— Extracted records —
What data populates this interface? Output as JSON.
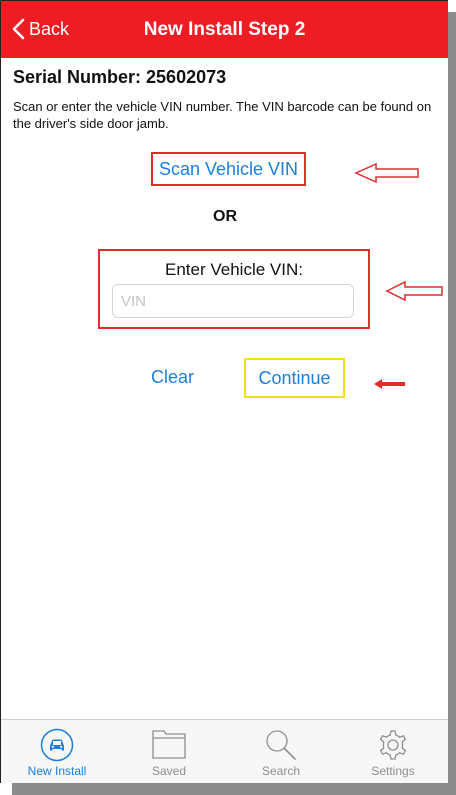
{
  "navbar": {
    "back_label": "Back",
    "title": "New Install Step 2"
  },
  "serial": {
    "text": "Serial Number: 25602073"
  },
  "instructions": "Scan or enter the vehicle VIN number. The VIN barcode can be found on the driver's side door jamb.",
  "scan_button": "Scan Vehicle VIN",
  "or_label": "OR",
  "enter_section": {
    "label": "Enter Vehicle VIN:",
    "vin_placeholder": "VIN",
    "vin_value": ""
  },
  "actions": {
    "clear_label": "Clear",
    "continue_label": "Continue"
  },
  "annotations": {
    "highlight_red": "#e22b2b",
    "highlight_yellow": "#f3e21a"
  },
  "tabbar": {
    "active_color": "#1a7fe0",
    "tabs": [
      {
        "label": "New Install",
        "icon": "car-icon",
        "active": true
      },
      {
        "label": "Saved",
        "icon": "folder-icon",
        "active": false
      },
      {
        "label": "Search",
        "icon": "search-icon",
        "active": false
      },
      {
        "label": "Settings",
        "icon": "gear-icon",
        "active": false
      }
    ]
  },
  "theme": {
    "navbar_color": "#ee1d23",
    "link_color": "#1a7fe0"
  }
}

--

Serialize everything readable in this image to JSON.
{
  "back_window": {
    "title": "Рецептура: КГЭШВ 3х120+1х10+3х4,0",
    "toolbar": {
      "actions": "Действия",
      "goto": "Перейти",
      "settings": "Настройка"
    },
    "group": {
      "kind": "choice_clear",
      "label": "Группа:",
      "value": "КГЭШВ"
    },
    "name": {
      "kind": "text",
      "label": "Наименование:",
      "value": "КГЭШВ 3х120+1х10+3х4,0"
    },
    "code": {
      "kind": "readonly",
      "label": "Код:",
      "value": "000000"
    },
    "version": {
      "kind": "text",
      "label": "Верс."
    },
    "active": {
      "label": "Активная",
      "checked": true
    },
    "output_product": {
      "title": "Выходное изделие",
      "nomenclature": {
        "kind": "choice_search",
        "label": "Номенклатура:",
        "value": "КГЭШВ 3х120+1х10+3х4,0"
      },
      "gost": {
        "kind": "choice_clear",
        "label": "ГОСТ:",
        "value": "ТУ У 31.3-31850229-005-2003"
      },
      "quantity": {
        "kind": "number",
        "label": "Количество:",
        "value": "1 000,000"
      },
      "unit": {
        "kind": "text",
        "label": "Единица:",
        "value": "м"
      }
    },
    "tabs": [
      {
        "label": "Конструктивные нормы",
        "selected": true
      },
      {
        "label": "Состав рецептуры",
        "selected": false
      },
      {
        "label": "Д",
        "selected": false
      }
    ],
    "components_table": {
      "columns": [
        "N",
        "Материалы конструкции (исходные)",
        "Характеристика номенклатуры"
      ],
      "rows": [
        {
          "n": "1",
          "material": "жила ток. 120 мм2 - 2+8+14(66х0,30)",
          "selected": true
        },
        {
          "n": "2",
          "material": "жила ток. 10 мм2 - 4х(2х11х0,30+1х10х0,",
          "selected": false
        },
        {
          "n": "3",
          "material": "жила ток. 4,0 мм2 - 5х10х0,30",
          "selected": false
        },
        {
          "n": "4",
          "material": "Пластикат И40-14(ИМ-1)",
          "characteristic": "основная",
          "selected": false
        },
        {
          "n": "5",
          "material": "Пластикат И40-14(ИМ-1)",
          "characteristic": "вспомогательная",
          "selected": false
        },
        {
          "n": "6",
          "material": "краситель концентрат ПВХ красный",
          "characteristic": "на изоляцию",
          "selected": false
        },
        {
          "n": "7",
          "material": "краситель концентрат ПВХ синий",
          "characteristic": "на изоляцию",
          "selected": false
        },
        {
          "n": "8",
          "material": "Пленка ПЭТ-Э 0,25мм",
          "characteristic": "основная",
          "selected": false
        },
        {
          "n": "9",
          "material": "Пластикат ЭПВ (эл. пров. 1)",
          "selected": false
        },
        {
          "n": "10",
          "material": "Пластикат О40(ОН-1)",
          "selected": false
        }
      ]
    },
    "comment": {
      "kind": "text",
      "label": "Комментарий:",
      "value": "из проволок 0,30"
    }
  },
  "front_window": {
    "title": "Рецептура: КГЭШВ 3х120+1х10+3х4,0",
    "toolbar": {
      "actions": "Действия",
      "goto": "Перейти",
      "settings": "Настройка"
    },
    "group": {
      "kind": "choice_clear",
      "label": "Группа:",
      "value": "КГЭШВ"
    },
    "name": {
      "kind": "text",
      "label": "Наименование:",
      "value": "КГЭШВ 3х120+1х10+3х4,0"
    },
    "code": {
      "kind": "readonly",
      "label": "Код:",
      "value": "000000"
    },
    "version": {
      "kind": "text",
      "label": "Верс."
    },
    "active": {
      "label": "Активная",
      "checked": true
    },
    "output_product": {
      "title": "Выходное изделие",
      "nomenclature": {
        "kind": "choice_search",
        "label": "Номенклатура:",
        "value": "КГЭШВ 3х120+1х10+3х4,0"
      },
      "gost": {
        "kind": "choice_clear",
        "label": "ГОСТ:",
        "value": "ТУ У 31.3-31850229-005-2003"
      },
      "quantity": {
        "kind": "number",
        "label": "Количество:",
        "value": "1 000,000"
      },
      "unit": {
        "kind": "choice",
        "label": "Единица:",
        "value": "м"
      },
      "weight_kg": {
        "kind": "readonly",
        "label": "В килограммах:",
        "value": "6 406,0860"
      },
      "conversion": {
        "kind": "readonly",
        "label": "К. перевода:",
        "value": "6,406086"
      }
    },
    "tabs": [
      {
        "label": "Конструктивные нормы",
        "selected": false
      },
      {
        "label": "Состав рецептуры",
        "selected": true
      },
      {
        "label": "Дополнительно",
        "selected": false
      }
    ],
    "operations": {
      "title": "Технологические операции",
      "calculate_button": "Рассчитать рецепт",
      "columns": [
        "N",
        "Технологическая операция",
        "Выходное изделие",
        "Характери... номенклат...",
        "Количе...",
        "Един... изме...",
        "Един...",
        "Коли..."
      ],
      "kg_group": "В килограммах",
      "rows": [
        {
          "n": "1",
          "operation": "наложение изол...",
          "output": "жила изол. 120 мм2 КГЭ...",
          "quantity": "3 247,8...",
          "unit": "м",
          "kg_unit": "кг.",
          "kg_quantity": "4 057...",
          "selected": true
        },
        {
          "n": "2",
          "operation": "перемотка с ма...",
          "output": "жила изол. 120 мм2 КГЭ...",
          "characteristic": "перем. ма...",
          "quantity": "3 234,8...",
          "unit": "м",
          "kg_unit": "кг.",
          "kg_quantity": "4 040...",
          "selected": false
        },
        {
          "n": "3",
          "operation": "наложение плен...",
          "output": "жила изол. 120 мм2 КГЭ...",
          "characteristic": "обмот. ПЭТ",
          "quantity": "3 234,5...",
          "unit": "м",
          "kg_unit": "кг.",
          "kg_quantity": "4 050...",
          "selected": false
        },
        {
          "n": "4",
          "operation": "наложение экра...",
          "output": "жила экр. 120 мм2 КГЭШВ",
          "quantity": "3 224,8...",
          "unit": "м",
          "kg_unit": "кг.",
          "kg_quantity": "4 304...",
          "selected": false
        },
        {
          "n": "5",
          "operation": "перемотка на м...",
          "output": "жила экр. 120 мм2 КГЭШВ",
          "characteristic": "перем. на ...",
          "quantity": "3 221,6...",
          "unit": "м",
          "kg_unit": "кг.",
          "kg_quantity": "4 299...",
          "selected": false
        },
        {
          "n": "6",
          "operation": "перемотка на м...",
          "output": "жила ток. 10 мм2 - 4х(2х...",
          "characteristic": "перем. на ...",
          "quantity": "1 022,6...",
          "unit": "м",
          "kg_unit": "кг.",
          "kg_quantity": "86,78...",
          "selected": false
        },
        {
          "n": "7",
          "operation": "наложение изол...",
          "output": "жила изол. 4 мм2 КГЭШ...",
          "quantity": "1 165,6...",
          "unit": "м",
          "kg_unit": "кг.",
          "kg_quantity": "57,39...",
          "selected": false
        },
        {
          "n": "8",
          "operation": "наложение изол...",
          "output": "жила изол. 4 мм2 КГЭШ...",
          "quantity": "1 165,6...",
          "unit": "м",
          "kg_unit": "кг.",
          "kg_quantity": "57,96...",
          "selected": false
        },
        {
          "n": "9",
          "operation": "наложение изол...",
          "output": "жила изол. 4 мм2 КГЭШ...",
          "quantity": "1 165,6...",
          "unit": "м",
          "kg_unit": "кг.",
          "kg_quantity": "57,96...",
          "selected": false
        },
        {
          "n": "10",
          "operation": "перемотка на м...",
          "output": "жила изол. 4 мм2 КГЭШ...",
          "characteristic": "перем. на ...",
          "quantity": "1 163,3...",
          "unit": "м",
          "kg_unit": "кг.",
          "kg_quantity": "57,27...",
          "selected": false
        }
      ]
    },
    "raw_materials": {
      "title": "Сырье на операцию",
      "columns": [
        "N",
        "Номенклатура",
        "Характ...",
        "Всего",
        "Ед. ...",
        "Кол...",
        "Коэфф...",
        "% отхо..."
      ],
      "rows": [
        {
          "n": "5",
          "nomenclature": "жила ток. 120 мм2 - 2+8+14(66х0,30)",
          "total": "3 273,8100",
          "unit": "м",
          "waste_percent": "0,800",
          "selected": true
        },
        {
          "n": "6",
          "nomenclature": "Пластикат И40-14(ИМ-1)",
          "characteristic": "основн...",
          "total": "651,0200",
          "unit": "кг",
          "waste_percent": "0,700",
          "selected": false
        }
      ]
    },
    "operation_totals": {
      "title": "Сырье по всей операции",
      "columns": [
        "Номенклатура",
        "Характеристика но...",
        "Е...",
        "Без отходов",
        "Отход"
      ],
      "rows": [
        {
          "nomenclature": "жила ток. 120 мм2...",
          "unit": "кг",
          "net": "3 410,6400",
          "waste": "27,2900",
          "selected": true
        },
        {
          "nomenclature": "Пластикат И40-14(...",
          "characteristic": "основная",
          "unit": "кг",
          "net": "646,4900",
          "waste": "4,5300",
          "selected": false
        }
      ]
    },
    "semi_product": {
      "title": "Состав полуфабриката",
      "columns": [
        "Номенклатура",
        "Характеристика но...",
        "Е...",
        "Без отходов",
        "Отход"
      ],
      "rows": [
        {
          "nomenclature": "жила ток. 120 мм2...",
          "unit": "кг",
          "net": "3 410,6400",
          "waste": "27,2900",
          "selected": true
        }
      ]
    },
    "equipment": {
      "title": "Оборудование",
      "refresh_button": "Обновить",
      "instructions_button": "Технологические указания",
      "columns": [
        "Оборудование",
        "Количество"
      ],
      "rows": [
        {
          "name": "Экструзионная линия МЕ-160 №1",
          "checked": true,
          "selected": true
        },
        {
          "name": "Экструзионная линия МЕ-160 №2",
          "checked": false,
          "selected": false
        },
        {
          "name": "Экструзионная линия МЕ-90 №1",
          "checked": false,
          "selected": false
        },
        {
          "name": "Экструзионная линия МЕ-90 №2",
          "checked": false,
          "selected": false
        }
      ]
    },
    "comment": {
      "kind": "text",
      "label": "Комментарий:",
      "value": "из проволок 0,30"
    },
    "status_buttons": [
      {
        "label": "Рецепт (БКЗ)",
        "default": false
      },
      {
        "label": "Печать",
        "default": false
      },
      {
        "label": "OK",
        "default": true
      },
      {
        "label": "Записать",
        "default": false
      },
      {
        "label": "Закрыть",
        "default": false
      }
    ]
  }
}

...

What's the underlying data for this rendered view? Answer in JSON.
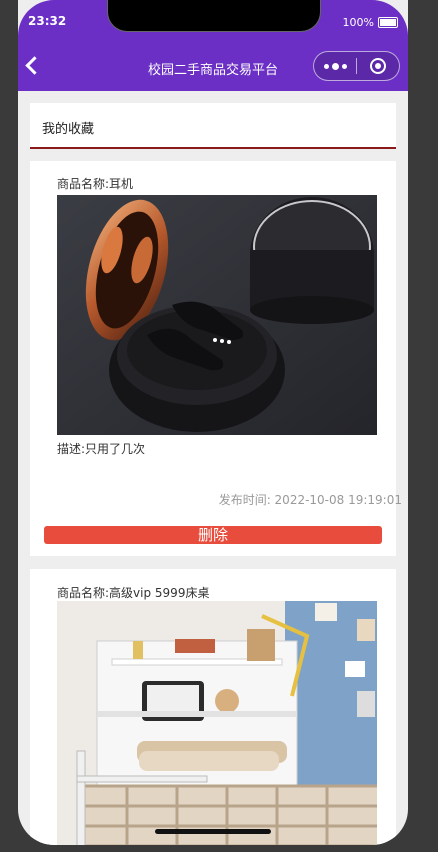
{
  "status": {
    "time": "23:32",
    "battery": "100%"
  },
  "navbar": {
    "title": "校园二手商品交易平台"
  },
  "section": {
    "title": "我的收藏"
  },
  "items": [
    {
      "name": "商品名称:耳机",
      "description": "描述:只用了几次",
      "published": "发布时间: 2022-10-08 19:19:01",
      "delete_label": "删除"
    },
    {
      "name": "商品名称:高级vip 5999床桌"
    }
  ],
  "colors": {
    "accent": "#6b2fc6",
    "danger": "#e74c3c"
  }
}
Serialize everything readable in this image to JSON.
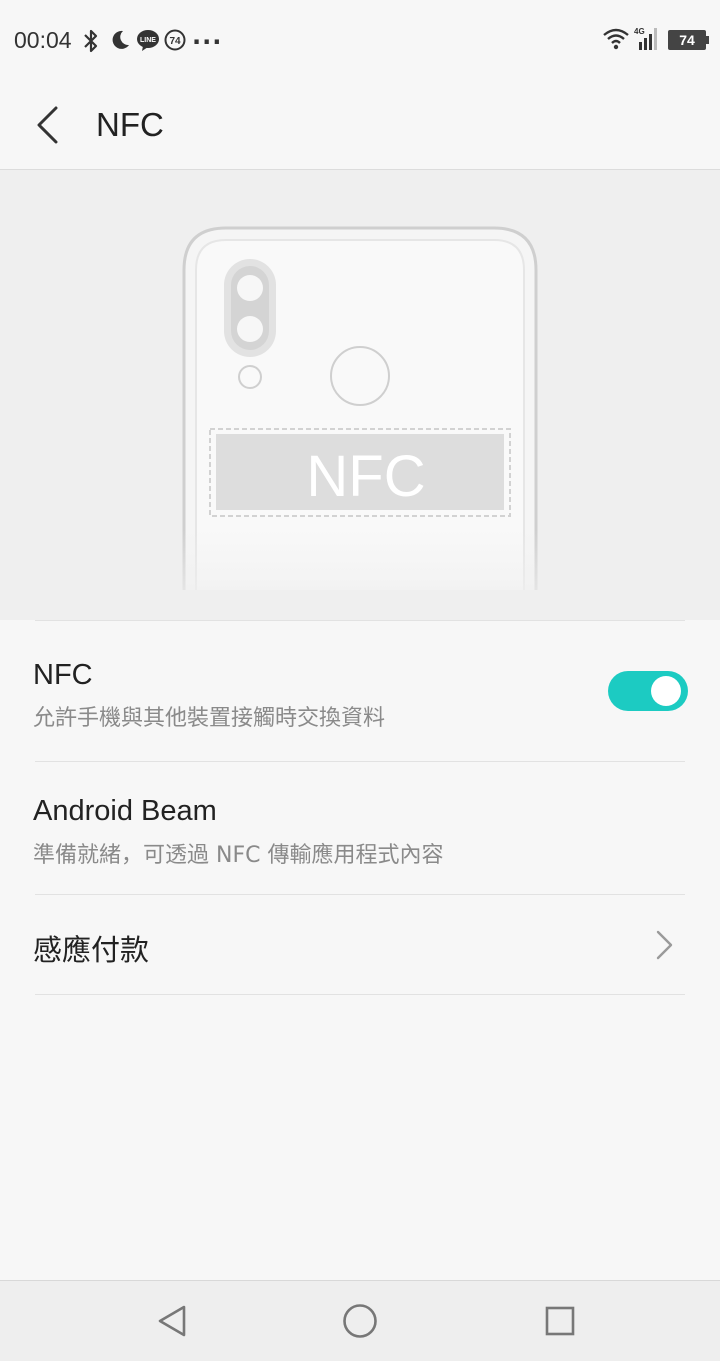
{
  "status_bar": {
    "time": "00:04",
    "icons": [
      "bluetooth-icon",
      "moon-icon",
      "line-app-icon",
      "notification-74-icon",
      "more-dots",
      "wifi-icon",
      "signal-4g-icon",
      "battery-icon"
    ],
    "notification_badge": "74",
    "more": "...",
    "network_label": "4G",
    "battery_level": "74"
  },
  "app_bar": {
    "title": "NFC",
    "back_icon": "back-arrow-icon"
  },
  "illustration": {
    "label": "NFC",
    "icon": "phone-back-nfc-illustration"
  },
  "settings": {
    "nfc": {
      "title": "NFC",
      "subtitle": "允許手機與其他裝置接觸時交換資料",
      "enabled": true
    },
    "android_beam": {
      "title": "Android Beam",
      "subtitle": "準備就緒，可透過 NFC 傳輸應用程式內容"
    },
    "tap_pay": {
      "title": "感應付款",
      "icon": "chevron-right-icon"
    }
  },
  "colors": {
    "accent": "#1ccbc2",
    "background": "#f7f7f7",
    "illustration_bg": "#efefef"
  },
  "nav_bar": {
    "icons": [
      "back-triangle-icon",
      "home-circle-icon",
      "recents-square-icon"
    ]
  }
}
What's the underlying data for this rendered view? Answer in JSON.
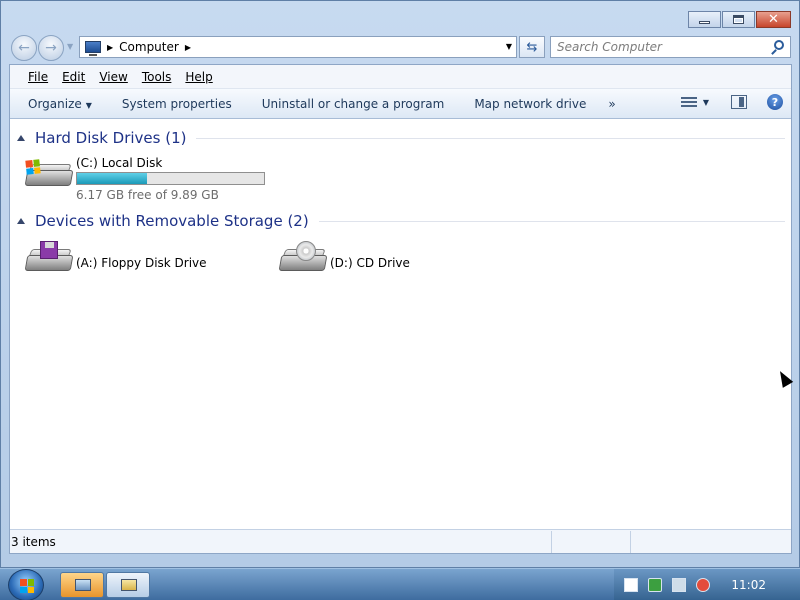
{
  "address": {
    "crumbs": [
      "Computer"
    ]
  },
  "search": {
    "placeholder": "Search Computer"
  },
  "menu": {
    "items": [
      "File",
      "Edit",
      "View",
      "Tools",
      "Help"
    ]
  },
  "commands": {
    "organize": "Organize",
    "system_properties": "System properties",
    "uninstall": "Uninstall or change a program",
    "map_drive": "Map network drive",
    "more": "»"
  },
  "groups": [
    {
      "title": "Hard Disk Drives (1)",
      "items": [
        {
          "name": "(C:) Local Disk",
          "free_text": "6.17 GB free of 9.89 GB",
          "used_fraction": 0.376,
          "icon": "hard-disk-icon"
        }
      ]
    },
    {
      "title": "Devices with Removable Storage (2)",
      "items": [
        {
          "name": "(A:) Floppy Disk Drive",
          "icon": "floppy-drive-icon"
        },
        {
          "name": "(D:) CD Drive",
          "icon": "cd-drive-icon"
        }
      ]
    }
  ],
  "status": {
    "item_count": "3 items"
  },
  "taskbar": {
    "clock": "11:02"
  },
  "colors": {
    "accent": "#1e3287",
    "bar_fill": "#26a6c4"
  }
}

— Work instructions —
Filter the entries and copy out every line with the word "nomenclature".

— Task result —
      "nomenclature": {
      "nomenclature": {
          "nomenclature": "жила ток. 120 мм2 - 2+8+14(66х0,30)",
          "nomenclature": "Пластикат И40-14(ИМ-1)",
          "nomenclature": "жила ток. 120 мм2...",
          "nomenclature": "Пластикат И40-14(...",
          "nomenclature": "жила ток. 120 мм2...",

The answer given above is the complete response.